Every creature which lives in Antarctica is an extremophile: it has evolved to be able to survive - and even thrive - in a climate which is extremely dry and extremely cold. Once you get below the sea ice, the waters of the Antarctic are a little warmer than the islands, but they are still an exceptionally tough place to live. In spite of the challenges, 235 species have been recorded here, and more than 100 million birds nest on Antarctica’s rocky shores every spring.
The highlight for any wildlife lover in Antarctica is going to be spotting penguin, of which 18 species live and breed on the mainland and offshore islands.

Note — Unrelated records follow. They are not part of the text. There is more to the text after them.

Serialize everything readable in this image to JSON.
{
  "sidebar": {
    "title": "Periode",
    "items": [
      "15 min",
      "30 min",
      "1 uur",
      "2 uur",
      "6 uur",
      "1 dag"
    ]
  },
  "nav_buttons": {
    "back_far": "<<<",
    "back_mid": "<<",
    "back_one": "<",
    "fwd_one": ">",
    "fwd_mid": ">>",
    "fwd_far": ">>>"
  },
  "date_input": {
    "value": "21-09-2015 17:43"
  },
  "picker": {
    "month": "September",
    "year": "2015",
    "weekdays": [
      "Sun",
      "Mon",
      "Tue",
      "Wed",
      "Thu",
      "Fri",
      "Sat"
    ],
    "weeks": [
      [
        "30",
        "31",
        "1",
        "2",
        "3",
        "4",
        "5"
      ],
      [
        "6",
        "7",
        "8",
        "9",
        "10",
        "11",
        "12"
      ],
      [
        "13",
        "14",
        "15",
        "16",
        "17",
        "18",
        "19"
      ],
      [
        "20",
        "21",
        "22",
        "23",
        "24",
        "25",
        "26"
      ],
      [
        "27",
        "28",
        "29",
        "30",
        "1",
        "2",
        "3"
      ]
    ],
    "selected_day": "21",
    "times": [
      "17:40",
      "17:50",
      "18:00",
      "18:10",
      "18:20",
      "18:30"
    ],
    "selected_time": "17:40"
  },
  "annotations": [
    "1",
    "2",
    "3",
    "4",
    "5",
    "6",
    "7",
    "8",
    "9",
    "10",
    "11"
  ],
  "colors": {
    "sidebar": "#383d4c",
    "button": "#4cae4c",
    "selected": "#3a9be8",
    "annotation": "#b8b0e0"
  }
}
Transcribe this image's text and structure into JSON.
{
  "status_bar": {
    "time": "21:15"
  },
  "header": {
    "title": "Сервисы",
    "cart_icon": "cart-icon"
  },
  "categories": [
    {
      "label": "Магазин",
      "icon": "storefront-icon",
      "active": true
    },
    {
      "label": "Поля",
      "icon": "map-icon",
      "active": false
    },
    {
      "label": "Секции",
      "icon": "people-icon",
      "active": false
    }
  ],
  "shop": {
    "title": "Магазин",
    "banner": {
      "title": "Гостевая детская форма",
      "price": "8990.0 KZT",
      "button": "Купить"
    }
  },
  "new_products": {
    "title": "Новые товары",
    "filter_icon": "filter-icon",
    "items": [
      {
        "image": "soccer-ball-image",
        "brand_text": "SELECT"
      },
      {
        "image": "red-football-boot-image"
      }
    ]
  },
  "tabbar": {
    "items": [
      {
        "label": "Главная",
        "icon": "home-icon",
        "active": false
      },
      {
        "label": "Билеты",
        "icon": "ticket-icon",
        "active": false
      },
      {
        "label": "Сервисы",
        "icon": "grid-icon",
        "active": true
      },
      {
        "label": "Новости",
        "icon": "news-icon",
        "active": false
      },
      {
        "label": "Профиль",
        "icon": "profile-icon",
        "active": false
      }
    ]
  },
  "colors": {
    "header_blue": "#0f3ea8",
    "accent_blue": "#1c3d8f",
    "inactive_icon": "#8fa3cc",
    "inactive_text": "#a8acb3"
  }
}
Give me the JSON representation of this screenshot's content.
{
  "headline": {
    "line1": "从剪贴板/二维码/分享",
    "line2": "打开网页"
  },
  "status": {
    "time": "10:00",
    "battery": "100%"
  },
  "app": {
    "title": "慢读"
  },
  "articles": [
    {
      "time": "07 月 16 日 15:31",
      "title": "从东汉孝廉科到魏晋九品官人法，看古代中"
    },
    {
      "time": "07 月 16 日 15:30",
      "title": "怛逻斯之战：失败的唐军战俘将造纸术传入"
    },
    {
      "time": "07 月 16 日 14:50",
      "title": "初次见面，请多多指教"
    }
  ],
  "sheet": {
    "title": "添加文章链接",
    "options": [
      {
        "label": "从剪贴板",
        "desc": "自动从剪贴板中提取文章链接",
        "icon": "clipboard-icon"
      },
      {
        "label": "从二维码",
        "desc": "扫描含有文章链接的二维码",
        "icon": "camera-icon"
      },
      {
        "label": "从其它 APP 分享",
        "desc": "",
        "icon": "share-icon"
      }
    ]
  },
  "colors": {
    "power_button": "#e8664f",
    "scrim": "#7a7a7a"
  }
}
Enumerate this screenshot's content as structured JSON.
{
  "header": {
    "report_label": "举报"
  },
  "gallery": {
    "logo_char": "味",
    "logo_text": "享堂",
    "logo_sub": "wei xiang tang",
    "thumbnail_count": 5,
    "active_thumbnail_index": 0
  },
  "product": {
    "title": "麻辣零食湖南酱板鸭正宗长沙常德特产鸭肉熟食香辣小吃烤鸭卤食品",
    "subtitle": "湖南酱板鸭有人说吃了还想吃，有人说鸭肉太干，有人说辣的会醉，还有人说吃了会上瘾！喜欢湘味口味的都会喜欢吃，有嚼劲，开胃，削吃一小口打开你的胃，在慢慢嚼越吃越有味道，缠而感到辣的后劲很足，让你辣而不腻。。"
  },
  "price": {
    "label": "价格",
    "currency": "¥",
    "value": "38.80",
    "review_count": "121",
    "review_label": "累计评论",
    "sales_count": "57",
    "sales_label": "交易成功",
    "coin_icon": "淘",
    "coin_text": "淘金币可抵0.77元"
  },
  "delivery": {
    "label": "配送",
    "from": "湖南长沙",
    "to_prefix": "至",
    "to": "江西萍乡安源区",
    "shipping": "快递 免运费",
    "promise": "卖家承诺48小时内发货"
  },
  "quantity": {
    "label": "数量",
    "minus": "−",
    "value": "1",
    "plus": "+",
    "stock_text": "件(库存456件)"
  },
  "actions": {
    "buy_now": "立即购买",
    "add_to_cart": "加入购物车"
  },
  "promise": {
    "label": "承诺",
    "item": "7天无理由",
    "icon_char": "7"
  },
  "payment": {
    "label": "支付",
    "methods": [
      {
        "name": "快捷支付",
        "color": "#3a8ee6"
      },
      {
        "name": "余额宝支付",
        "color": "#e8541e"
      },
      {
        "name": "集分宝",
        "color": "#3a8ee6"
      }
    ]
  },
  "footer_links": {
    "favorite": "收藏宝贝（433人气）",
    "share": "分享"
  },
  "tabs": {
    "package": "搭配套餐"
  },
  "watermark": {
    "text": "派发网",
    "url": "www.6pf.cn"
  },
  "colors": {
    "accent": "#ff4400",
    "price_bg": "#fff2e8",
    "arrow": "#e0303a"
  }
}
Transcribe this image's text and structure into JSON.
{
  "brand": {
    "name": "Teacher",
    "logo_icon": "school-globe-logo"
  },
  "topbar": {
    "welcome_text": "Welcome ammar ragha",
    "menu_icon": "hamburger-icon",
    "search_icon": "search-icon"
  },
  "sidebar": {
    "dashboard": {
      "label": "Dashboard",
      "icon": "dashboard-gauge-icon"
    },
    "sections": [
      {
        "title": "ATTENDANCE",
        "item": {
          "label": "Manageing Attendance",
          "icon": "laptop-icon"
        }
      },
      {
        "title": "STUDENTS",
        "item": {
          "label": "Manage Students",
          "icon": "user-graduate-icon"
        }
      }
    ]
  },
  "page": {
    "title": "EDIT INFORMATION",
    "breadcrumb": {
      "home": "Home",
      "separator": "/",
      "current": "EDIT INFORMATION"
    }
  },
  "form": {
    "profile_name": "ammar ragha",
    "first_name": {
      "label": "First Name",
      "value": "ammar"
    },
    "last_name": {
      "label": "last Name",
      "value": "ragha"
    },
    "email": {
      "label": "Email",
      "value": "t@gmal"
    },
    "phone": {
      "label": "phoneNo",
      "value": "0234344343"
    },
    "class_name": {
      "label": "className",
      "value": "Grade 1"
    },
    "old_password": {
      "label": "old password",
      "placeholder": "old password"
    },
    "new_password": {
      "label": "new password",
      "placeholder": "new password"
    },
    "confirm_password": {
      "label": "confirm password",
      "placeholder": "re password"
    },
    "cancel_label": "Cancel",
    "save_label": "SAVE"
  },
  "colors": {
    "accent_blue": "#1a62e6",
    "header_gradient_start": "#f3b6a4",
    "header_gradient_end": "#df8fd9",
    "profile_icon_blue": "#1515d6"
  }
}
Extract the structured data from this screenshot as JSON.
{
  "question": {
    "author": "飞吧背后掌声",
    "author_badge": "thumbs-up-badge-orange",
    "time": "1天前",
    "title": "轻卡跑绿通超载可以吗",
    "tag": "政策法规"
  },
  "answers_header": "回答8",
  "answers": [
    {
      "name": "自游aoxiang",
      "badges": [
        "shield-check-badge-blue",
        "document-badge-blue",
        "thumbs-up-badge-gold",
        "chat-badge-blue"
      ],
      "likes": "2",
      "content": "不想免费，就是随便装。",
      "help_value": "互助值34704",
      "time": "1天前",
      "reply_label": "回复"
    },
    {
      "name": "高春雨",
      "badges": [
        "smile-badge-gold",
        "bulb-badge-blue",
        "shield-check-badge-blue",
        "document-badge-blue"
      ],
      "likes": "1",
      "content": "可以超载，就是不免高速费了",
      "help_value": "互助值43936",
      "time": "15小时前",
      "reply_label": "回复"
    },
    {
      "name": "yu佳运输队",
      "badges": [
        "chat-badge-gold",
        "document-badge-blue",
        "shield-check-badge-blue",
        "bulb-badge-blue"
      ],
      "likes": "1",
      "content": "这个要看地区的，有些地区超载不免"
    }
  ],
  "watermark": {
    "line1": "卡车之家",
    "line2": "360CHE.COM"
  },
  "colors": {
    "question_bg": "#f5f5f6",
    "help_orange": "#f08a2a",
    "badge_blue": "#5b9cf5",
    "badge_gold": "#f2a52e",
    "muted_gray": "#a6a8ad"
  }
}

The emperor penguin is the tallest and heaviest, but arguably the most impressive sight, on account of the sheer number of birds, are the colonies of king penguins. In South Georgia, single colonies can number 150,000 pairs.
There are mammals in Antarctica, too. Dolphin and whale inhabit the cold waters, and various seal and sea lion slip between the waters and the shore. The leopard and ross seal live solitary lives while the other species breed in harems on the beaches.